Or as Jesse James calls it, Saturday.


My focus, though, was always on those four red rings you see in the picture above.  Those constitute the four steel rings or couplings that help attach the cable’s terminal to the wire ropes of the balloon’s load ring.  Put simply, they keep the balloon attached to the cable, along the terminal/swivel below them.

So you can imagine, if there is an area primarily concerned with keeping you, you know, attached to the ground, I would be keeping an eye on it.

Yeah, it can free fly, but I wouldn’t want it to.  I’m a big fan of the up-down on-off operation.  Anything remotely threatening that process was basically my worst nightmare.
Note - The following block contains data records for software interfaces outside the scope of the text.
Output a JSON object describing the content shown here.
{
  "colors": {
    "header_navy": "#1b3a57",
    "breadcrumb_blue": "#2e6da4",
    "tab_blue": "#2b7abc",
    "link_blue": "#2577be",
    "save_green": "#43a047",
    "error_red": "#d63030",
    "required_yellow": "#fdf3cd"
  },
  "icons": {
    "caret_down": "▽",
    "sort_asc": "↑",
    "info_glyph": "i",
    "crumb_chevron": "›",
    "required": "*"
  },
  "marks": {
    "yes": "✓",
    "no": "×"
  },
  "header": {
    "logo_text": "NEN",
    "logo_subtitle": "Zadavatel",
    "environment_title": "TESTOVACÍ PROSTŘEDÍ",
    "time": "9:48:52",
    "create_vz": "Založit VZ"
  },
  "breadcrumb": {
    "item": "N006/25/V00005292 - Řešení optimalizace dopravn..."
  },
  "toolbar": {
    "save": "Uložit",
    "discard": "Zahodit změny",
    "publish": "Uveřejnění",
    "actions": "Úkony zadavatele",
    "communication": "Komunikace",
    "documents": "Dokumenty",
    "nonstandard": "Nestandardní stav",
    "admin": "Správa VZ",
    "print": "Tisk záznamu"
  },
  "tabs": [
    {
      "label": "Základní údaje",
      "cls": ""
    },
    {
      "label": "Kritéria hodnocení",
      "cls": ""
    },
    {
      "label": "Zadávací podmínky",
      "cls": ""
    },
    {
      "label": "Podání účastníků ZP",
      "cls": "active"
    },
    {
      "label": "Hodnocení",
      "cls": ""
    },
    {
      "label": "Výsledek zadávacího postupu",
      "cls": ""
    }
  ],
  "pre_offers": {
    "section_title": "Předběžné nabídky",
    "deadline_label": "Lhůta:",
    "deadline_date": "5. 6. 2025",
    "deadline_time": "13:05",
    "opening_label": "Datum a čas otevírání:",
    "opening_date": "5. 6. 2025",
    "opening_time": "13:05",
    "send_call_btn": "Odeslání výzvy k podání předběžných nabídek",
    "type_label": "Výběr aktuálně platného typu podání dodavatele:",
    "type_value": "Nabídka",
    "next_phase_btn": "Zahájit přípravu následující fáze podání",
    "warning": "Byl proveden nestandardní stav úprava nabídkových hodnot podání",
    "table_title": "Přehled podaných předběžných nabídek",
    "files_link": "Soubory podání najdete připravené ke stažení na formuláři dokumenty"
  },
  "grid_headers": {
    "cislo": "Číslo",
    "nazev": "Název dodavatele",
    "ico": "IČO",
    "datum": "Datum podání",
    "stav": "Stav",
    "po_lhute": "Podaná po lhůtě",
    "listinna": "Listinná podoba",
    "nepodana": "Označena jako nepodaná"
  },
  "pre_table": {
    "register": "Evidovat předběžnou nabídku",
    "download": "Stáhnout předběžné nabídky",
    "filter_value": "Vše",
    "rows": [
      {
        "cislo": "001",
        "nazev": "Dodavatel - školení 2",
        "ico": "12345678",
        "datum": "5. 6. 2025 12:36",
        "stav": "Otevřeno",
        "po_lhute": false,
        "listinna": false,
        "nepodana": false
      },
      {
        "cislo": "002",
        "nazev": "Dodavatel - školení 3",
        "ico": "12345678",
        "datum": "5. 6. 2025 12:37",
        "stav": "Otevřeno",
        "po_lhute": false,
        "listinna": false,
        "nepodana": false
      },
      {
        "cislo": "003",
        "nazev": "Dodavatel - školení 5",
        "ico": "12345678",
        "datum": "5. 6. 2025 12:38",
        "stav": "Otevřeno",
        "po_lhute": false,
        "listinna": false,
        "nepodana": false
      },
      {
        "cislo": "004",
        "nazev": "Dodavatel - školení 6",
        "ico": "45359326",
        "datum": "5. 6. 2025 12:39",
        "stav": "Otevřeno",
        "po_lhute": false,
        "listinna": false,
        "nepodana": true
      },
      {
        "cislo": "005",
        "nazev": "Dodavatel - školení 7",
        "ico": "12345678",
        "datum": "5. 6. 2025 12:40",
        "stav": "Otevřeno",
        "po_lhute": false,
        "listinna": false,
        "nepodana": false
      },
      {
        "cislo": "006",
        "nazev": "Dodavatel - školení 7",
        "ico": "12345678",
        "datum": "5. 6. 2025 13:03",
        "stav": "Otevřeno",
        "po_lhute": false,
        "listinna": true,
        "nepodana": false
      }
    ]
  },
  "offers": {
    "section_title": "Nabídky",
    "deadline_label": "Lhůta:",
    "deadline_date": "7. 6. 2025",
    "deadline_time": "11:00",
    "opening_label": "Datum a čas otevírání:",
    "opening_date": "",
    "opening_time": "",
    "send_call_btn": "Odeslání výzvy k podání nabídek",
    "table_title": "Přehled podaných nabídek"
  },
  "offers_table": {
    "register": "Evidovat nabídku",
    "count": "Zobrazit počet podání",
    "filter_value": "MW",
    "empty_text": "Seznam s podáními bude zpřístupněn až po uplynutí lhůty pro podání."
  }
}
Now, I never had a problem with these rings when I first started working there.  But like any semi-complex operation, the longer you work, the more margin for error you realize, however improbable it may be.  Also, to the credit of my burgeoning paranoia, I saw the freaking thing disassembled once during a maintenance inspection, so I knew — at the behest of tools at least — it was possible to disassemble.  Convincing my mind some freak, Final Destination-esque occurrence couldn’t do the same was futile.

So when the job got completely routine: get in, lock door, prep flight log, check instrument panel, give speech, get going, keep talking with passengers…when I had the routine down pat?  My eyes always drifted to those red rings.  I may have been saying something to passengers, pointing out landmarks, instructing them about the physics of the operation, but my mind was saying all the while it’s going to be this flight, it’s going to be this flight, it’s going to be this flight.

It never was, OBVIOUSLY (okay, am I Fisher or Dodson now?)  But I always thought about how I’d probably make national news if it happened, and either I’d be some huge hero like Captain Sully for landing a runaway balloon or the captain of the inflatable Titanic.

In summary, the thought of uncoupling made me want to curl up in a fetal position mid-flight, when I realized I was over 200 feet in the air and climbing.  Of course nothing shook me like catching a 30 mph wind gust at elevation, though.  Imagine that gondola violently shifting and threatening to make contact with the cable.  Yeah.  Scary stuff, to say the least.

But hey, I’m still here.  I’m still standing.